An investigation is underway into how an Auckland border worker contracted Covid-19, with the possibility the virus was contracted through airborne transmission.
The worker, who cleans high-risk planes at Auckland International Airport, tested positive for coronavirus on Monday.
Covid-19 Response Minister Chris Hipkins said yesterday, the genomic sequencing results show they contracted the UK variant of the virus, most likely from a passenger that returned on April 10.
Exactly how the worker would have picked up the virus is still unknown, as there was no face to face contact between the worker and passengers.
But University of Canterbury’s Professor Michael Plank told Breakfast today it's likely the worker picked up the virus through airborne transmission while cleaning a plane an infected person had arrived in Auckland on.

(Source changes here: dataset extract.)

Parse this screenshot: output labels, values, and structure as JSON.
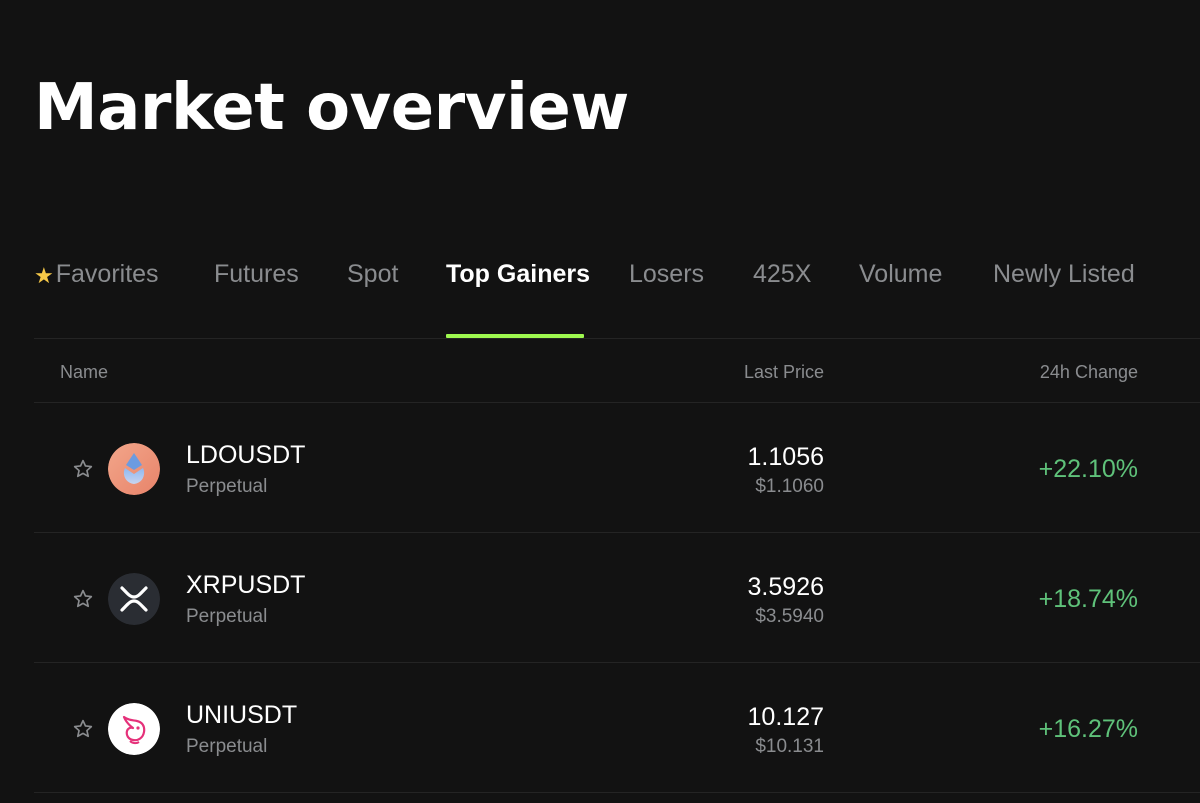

While direct contact is the most common source of transmission, there have been previously reported border cases linked to airborne transmission.
Plank - an a expert in mathematical modelling - is calling for the Government to overhaul its approach to dealing with the virus at the border after the fully vaccinated worker contracted the virus despite following strict protocols.
“Obviously they were using PPE but it’s thinking about the air, the airspace and ways that we can make it not contaminated.”
“This thing with Covid is once you minimize the risk, you find that there’s actually another risk and it looks like airborne is the most likely risk we should be concerned with,” he says.
“Do we need to leave a longer period of time before the person goes on to the plane? Can we run the ventilation system before anyone goes through?”
A deep clean of the infection site has already begun by the worker’s employer, Menzies Aviation, under advice from the Ministry of Health.
In a statement, the company says it's working to inform staff who may have come in to contact with the infected worker.
It wouldn’t be the first case of airborne transmission of Covid-19 in New Zealand after an investigation launched in February following an outbreak at Auckland’s Pullman Hotel.
It was later found to be caused by droplets in the air and not contaminated surfaces.
Five people tested positive for the virus after they had left MIQ, which sparked a full upgrade of the facility’s ventilation system.
“We’ve seen from CCTV footage that when it came to being tested, both their bedroom doors were open minutes apart,” Plank told Breakfast.
“It looks like that was how they actually came to be infected.”
Plank argues that while the Ministry of Health has focused on the higher risk of face-to-face transmission, it’s allowed for airborne infections to become “more common by comparison.”